The problem
For the word "Awan", copy every line of the material that includes it.

━━━ Extracted data ━━━

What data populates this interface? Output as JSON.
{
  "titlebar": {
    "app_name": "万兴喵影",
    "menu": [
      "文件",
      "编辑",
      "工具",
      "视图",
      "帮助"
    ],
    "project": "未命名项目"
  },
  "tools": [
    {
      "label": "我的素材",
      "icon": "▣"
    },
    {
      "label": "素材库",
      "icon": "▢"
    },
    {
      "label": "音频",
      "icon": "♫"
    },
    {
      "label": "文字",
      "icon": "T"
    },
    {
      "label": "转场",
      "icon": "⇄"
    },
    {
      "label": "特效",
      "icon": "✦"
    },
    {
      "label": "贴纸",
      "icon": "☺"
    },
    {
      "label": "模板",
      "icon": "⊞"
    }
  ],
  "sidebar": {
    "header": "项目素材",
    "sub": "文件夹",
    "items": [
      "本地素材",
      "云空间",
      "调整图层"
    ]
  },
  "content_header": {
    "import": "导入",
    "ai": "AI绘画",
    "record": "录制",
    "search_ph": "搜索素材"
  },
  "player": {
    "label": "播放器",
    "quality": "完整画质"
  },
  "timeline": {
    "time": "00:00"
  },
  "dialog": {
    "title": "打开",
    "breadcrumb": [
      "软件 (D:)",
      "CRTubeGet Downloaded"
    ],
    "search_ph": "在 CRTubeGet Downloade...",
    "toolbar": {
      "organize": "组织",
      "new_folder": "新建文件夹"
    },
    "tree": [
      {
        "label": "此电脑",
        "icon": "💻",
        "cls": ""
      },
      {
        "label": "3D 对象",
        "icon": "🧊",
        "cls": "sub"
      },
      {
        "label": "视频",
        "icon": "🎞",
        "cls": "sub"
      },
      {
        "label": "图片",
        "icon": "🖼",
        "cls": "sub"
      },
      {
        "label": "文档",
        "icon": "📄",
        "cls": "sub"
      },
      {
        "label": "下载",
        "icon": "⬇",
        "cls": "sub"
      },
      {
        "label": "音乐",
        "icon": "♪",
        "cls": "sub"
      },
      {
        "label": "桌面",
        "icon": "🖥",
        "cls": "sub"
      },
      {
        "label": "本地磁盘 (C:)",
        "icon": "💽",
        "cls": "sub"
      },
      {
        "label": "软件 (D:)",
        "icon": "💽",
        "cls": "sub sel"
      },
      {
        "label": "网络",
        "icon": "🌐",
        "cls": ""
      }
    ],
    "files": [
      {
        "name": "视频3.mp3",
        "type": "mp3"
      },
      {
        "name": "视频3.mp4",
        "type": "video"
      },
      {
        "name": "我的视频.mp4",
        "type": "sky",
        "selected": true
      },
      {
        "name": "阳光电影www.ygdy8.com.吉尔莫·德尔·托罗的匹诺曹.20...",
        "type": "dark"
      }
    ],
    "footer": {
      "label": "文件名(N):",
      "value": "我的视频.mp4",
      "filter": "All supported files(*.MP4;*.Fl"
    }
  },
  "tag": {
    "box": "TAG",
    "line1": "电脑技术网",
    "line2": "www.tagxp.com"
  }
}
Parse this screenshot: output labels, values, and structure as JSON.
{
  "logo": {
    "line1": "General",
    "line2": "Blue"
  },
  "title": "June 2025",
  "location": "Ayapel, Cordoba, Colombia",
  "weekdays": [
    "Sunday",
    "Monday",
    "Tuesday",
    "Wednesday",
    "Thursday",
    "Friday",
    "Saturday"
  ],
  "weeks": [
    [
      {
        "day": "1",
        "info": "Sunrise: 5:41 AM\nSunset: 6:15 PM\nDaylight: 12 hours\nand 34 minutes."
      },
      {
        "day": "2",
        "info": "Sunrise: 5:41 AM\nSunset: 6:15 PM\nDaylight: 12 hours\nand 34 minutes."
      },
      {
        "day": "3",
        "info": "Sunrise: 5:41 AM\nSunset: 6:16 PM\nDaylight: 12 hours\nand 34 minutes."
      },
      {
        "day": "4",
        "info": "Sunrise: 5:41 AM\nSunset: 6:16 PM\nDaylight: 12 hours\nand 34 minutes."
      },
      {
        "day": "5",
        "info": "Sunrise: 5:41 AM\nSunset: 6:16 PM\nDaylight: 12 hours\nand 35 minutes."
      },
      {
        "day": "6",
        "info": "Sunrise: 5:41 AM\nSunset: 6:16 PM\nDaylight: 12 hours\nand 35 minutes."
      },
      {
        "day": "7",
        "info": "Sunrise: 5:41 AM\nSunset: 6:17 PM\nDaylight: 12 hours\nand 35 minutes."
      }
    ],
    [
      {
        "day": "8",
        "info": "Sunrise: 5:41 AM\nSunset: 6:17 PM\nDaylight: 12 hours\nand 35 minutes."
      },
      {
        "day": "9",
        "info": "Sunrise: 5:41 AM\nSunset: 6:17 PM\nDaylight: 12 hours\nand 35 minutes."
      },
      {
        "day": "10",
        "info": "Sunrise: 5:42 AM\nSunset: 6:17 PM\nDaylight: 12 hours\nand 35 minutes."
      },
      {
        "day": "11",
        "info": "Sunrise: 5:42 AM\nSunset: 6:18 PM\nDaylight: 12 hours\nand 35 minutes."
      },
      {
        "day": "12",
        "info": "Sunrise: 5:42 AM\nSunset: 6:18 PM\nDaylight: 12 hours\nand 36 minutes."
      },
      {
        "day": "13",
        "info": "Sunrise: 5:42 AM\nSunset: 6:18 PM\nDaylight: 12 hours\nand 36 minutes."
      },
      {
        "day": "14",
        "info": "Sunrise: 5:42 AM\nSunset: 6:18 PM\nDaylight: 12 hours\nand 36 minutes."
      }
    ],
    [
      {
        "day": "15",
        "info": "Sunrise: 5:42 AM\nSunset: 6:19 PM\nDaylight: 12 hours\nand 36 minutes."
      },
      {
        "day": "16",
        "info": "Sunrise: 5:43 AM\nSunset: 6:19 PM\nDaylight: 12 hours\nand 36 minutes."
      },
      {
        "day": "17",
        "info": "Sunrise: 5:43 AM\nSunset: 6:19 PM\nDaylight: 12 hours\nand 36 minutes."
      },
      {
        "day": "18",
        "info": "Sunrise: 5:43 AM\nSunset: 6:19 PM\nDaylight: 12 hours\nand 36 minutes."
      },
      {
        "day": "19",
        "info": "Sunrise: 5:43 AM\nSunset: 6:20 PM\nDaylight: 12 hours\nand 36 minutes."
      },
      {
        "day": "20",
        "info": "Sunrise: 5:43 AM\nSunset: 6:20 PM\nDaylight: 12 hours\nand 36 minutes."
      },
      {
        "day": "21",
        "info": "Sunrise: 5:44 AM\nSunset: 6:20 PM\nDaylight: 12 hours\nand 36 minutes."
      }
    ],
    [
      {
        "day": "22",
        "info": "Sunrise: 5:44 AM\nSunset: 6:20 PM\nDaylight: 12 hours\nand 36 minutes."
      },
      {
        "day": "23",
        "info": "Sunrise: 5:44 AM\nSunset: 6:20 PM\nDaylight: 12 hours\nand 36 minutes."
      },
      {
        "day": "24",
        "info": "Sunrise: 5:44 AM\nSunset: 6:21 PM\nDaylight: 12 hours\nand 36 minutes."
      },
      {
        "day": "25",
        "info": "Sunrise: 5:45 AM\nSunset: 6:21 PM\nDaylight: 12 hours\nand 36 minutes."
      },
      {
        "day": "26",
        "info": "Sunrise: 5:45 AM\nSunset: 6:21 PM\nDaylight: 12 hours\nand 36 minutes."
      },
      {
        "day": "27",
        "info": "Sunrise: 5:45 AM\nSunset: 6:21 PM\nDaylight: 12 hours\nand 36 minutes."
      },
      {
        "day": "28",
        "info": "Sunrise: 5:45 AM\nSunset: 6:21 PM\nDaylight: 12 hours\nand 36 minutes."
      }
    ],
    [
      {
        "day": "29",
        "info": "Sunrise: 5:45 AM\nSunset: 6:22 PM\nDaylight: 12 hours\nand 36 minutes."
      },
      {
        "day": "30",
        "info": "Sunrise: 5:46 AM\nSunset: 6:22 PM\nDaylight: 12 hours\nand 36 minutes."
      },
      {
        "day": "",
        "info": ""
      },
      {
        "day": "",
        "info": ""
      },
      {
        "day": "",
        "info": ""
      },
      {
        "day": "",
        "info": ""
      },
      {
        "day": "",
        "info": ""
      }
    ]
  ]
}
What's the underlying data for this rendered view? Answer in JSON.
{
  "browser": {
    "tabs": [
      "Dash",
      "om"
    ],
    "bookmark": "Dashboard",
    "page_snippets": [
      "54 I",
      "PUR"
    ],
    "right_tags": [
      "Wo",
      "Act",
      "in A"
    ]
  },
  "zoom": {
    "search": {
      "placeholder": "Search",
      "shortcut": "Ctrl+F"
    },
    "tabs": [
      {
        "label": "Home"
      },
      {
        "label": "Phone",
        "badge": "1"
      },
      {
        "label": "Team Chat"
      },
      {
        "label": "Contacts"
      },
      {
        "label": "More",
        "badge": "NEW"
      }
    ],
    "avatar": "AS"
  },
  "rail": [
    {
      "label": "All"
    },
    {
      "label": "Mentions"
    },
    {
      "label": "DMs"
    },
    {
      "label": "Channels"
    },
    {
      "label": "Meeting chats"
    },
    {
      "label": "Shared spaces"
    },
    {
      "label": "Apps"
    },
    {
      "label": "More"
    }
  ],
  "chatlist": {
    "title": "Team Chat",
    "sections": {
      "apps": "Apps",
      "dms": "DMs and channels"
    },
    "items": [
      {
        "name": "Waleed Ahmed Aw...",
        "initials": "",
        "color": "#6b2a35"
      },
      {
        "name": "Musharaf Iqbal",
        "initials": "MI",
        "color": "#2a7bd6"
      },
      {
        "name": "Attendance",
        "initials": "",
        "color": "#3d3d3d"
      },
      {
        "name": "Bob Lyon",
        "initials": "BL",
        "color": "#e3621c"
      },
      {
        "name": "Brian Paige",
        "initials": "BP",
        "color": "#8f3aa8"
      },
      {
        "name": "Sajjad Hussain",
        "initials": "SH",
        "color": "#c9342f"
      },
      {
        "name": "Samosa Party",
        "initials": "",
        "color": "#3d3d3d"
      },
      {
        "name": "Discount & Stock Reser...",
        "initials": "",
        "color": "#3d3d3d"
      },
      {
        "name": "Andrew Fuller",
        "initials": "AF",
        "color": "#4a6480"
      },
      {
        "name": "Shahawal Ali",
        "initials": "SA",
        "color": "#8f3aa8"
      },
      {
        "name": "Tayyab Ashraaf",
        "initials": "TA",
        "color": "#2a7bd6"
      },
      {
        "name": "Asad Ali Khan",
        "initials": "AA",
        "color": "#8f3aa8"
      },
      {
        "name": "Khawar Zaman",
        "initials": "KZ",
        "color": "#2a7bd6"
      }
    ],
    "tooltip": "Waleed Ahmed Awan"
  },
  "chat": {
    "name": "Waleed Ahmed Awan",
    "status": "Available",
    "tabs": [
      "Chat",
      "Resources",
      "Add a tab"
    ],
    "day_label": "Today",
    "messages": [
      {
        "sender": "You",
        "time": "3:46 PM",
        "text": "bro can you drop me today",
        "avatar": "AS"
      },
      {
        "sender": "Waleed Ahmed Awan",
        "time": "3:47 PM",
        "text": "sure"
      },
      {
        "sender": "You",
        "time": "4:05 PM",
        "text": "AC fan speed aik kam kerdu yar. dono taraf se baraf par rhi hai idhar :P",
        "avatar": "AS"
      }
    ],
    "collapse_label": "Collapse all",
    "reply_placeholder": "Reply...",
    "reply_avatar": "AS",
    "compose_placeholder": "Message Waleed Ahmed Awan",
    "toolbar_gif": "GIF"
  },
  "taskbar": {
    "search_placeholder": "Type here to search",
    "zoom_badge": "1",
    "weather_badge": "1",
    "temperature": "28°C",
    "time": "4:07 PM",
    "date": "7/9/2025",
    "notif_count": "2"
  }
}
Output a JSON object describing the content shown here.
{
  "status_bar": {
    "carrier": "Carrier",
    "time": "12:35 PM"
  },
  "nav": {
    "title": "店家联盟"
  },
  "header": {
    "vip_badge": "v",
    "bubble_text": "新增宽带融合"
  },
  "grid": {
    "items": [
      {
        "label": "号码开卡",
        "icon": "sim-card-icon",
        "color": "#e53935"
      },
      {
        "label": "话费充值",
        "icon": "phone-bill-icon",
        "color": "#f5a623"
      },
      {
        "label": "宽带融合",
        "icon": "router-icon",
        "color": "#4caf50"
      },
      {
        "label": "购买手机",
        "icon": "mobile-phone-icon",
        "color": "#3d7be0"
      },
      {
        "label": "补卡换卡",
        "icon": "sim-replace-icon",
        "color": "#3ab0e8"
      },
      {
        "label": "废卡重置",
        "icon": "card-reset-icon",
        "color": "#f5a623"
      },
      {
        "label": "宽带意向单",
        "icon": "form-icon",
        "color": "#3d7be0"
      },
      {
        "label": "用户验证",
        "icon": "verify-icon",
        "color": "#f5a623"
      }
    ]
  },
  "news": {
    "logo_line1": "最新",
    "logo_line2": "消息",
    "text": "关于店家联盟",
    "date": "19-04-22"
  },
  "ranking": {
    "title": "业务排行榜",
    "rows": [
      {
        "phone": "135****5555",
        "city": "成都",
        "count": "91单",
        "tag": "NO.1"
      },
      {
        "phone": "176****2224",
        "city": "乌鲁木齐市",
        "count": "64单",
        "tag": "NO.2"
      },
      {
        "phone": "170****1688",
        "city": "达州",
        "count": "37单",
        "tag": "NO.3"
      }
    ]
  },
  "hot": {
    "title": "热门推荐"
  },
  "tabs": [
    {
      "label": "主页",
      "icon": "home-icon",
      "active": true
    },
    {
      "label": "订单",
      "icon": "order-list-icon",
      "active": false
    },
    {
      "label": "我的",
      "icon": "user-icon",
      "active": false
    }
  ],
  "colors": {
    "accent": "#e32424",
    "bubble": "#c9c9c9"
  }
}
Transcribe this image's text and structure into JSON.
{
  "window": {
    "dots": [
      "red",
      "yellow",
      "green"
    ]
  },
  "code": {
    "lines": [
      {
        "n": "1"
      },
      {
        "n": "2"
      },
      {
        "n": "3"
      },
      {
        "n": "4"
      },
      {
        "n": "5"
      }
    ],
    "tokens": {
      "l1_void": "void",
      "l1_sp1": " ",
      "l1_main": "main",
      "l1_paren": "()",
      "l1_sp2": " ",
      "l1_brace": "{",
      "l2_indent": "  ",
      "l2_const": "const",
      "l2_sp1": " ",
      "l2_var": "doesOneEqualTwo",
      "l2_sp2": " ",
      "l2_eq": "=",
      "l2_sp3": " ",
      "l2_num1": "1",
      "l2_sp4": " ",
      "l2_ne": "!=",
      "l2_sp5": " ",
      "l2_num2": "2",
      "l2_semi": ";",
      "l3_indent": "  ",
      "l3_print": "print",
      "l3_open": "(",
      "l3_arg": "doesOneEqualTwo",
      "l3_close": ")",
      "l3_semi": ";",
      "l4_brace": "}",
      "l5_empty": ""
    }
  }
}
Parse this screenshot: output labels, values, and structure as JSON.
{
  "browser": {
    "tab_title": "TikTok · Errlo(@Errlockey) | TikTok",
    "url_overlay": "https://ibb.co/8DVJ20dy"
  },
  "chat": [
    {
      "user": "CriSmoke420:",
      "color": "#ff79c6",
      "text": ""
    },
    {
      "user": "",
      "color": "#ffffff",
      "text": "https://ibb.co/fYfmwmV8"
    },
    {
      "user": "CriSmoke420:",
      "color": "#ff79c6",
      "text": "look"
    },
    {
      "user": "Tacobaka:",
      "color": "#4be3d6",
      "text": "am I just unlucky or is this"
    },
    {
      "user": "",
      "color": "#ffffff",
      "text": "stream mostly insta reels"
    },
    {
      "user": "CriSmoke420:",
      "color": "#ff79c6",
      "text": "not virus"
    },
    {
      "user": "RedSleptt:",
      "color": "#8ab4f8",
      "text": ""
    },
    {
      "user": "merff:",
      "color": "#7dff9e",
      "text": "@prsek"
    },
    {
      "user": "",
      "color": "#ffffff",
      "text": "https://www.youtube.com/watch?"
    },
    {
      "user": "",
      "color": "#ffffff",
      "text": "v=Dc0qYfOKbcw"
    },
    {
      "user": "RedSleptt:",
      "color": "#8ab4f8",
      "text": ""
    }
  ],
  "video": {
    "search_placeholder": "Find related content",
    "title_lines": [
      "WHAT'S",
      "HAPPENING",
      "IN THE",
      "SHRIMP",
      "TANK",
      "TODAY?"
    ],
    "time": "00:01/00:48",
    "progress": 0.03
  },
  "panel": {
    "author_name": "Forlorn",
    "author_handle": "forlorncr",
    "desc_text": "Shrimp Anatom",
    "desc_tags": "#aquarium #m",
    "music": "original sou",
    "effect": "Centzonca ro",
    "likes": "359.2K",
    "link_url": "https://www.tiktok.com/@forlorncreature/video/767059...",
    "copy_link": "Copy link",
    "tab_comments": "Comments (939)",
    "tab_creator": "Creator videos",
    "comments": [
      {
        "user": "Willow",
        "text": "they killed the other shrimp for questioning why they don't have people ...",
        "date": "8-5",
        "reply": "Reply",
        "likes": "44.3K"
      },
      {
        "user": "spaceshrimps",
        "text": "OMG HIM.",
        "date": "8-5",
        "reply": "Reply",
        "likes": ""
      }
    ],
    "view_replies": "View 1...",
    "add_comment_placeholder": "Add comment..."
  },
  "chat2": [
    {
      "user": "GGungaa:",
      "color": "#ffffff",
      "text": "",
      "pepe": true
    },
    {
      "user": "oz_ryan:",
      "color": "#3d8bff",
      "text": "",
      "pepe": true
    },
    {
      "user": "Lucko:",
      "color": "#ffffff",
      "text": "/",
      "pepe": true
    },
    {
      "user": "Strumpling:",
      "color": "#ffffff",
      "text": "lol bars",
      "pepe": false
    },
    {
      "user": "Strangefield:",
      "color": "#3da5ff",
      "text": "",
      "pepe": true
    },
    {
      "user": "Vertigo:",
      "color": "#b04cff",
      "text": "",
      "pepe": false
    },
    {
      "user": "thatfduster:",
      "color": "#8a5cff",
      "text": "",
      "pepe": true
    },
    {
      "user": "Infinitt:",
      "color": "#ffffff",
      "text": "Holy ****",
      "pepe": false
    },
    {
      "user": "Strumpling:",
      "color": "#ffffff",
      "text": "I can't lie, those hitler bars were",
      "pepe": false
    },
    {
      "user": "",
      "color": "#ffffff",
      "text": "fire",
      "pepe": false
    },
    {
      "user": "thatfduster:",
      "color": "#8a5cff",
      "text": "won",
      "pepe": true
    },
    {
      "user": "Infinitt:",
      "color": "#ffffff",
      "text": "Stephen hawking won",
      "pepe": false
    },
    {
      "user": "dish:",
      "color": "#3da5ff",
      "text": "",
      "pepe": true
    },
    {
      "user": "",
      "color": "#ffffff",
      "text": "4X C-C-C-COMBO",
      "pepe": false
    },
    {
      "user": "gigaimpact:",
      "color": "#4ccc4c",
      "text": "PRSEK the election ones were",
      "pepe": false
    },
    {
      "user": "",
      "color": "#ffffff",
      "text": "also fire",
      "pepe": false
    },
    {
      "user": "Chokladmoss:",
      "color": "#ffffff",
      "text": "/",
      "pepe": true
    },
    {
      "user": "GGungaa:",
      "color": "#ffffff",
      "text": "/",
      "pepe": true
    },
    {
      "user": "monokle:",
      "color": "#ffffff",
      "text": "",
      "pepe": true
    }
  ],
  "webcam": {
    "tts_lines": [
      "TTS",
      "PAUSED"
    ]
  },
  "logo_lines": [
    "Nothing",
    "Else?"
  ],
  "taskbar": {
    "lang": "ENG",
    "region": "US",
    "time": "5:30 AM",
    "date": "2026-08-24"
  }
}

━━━

Result for this exercise
    "tooltip": "Waleed Ahmed Awan"
    "name": "Waleed Ahmed Awan",
        "sender": "Waleed Ahmed Awan",
    "compose_placeholder": "Message Waleed Ahmed Awan",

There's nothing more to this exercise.